## Work to be completed
Please copy every line with the string "JSON" from the entries below.

## Dataset records
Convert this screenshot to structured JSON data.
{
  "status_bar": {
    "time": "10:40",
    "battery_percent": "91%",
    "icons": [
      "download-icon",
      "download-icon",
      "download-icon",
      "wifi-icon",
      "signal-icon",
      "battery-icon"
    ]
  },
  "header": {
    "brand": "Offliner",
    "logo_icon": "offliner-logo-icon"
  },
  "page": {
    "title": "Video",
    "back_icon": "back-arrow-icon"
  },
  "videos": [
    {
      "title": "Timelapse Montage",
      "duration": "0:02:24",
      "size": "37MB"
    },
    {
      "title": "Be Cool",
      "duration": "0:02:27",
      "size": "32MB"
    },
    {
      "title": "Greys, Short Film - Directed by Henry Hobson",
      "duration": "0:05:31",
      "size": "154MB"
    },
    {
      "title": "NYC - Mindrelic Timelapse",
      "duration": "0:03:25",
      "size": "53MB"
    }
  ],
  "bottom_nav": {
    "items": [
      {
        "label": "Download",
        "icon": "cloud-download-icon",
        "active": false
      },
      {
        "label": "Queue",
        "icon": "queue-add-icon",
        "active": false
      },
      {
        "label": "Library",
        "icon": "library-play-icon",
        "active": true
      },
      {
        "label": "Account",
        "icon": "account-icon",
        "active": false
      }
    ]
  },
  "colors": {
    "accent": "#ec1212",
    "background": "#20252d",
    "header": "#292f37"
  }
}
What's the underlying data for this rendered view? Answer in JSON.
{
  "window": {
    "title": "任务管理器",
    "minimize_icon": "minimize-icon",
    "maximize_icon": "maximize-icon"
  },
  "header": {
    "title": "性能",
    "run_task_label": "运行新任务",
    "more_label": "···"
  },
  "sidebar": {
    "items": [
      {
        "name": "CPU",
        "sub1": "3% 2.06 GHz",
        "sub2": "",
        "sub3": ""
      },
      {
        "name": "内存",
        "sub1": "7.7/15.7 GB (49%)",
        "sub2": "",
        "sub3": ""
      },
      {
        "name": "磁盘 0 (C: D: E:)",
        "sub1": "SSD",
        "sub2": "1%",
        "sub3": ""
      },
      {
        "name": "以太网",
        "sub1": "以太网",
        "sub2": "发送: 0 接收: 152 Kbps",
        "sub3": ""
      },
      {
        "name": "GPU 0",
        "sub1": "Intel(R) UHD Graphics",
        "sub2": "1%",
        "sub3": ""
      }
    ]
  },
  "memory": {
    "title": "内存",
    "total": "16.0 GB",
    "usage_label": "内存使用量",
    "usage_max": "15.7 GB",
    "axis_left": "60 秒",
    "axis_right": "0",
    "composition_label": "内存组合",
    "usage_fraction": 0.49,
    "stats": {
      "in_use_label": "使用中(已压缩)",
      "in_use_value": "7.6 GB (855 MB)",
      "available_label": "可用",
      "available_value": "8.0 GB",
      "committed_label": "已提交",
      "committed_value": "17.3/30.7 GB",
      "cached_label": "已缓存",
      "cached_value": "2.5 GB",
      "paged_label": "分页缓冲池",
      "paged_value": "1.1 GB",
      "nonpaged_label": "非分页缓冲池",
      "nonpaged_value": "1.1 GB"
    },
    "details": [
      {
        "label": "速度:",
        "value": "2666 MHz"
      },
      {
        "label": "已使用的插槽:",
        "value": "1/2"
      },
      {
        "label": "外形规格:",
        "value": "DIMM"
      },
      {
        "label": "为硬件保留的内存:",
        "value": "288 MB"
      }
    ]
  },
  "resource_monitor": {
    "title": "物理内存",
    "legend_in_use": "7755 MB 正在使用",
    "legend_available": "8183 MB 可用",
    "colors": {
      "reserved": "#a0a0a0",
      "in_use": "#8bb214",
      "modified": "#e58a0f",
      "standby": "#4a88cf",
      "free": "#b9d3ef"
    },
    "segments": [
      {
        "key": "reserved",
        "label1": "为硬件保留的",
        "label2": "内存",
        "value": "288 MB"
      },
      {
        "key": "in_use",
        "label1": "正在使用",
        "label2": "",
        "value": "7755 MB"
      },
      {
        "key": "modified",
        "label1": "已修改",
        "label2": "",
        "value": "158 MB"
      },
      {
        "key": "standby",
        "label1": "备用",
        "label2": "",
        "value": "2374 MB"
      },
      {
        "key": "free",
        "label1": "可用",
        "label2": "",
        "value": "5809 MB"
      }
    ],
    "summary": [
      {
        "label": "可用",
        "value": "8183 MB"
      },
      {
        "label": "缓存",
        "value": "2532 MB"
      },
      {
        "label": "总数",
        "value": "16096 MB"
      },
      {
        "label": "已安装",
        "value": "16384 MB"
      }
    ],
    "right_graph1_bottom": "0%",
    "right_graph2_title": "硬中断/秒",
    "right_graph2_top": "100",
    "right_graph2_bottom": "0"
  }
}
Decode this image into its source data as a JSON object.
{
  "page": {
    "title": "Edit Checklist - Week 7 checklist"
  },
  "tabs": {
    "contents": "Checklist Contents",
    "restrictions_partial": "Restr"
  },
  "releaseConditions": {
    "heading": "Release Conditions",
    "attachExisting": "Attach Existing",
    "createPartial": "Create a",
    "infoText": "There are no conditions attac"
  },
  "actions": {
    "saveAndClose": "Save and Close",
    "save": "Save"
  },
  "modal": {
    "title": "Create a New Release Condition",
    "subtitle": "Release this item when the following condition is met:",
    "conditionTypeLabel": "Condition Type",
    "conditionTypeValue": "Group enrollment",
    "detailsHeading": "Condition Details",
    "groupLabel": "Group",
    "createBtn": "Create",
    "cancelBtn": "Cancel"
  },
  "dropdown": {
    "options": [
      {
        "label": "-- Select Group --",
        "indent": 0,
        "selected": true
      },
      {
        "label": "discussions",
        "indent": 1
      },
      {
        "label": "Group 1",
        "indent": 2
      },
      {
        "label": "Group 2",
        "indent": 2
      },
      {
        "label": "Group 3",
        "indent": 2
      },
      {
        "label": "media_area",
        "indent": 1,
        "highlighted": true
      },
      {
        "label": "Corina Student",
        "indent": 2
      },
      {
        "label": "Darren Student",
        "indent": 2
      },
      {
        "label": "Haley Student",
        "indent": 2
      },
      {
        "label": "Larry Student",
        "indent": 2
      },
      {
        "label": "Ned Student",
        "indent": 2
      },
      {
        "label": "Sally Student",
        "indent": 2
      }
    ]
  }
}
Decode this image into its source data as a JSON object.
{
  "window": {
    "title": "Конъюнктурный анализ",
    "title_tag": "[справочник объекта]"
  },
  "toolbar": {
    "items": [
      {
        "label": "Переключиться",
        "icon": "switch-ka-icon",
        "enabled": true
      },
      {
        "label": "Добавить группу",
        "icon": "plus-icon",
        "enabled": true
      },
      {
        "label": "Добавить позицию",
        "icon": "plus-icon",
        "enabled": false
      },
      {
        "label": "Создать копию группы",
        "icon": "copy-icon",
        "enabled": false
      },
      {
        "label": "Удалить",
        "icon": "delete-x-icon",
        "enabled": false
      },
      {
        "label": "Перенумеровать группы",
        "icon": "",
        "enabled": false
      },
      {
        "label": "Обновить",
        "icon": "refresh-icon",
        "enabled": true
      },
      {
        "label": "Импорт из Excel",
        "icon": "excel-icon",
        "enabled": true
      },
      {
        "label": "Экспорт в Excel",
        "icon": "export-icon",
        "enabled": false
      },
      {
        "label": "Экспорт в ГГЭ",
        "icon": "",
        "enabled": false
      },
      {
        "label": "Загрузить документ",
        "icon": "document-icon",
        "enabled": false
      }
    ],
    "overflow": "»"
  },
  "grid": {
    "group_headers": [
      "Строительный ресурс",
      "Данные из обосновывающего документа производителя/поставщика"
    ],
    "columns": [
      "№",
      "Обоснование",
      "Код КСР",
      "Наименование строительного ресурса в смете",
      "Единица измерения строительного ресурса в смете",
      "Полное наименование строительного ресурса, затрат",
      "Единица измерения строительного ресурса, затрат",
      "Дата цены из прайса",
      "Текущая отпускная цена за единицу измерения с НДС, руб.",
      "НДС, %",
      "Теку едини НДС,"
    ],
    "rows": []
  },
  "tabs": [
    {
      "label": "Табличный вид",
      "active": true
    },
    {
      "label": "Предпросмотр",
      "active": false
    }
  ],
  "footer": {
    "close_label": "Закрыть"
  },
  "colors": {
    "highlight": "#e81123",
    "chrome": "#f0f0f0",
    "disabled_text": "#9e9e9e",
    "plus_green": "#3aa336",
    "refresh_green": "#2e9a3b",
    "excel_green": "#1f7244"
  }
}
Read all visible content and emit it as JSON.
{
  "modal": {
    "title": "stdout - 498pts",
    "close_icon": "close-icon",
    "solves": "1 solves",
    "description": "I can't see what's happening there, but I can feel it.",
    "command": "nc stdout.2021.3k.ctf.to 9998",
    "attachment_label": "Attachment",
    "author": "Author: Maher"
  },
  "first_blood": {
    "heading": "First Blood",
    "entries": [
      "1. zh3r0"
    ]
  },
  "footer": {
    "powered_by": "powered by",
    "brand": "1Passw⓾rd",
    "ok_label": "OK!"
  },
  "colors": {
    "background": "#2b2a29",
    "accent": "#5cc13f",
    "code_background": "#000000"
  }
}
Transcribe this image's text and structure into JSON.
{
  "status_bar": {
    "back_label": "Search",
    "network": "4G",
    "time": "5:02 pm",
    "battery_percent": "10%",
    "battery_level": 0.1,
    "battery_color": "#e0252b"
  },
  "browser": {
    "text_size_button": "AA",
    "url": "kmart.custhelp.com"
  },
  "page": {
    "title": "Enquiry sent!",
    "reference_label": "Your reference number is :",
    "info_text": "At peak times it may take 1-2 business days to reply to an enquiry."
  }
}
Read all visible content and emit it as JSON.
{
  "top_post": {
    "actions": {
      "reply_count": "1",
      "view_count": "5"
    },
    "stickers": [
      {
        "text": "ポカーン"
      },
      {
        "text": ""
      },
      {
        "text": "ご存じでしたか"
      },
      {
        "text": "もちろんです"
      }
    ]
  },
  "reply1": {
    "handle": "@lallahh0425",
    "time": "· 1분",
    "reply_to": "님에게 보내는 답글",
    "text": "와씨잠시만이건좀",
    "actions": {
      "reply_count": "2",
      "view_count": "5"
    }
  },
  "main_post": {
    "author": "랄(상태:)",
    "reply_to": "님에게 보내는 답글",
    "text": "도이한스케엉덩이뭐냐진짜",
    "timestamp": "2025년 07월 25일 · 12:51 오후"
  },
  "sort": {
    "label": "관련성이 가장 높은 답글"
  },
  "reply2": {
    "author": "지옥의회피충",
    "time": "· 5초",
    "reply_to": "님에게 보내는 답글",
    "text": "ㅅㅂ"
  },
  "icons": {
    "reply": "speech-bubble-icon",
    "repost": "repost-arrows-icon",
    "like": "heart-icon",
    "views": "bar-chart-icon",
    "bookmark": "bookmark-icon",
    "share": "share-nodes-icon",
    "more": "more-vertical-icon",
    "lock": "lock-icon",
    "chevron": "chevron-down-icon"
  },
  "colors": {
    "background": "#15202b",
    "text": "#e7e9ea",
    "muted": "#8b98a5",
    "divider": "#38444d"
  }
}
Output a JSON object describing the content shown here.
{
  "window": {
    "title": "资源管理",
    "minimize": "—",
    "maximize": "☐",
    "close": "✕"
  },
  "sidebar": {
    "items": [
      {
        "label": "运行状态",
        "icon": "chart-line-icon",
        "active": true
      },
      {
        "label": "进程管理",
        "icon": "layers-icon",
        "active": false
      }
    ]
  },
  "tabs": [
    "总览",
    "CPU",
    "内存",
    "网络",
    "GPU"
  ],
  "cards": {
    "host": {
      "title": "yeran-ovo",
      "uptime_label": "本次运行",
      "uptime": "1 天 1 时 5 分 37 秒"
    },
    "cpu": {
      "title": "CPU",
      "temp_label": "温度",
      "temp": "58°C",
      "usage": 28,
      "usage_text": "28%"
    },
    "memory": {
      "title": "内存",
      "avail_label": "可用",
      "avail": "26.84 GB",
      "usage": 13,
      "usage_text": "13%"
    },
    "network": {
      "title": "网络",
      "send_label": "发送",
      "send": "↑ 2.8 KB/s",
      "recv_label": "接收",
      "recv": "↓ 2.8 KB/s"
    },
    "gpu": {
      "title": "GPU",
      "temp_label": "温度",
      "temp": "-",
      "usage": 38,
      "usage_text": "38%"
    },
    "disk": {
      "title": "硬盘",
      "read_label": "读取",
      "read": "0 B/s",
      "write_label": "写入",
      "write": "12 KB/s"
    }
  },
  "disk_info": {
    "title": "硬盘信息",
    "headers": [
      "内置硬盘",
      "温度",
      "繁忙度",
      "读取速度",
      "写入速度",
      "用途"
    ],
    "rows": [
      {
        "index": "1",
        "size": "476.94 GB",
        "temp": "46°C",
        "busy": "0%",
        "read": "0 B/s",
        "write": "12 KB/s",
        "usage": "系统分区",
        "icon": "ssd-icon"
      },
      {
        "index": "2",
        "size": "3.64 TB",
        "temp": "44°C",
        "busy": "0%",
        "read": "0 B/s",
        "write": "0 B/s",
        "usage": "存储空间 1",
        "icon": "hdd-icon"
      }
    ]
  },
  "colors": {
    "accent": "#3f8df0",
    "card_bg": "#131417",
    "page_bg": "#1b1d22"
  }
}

## Solution below
Convert this screenshot to structured JSON data.
What's the underlying data for this rendered view? Answer in JSON.
Decode this image into its source data as a JSON object.
Decode this image into its source data as a JSON object.
Read all visible content and emit it as JSON.
Transcribe this image's text and structure into JSON.
Read all visible content and emit it as JSON.
Output a JSON object describing the content shown here.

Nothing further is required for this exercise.